Quicken Loans Inc. v. Brown (U.S. Supreme Court)
A borrower who defaulted on her $145,000 home loan successfully sued her mortgage lender under West Virginia consumer-protection laws, arguing that the lender had defrauded her by lending her more money than her house was worth. The West Virginia Supreme Court of Appeals upheld awards of $17,500 in compensatory damages, $600,000 in attorney’s fees, and more than $2 million in punitive damages. In doing so, the state court refused to consider the lender’s argument that the punitive damages were unconstitutionally excessive, on the purported ground that the lender had not previously raised that federal claim—despite the fact that two of the five state justices found that the lender had, in fact, raised the claim explicitly and repeatedly. On behalf of the Chamber of Commerce of the United States of America, we filed an amicus brief supporting the lender’s cert. petition.

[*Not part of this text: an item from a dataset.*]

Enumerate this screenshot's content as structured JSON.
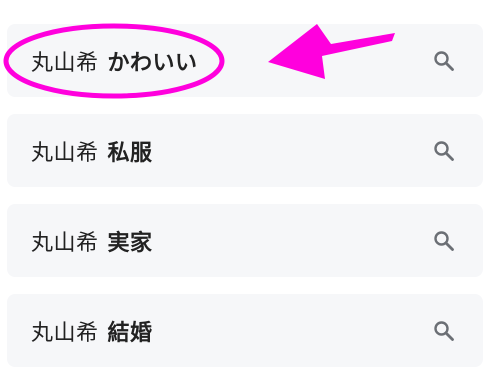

We argued that state courts should not be able to insulate their decisions against Supreme Court review by disingenuously finding waiver of federal claims or defenses, and therefore that the Supreme Court should summarily reverse the state court’s decision to send a strong reminder that state courts are bound by Supreme Court precedent on questions of federal law.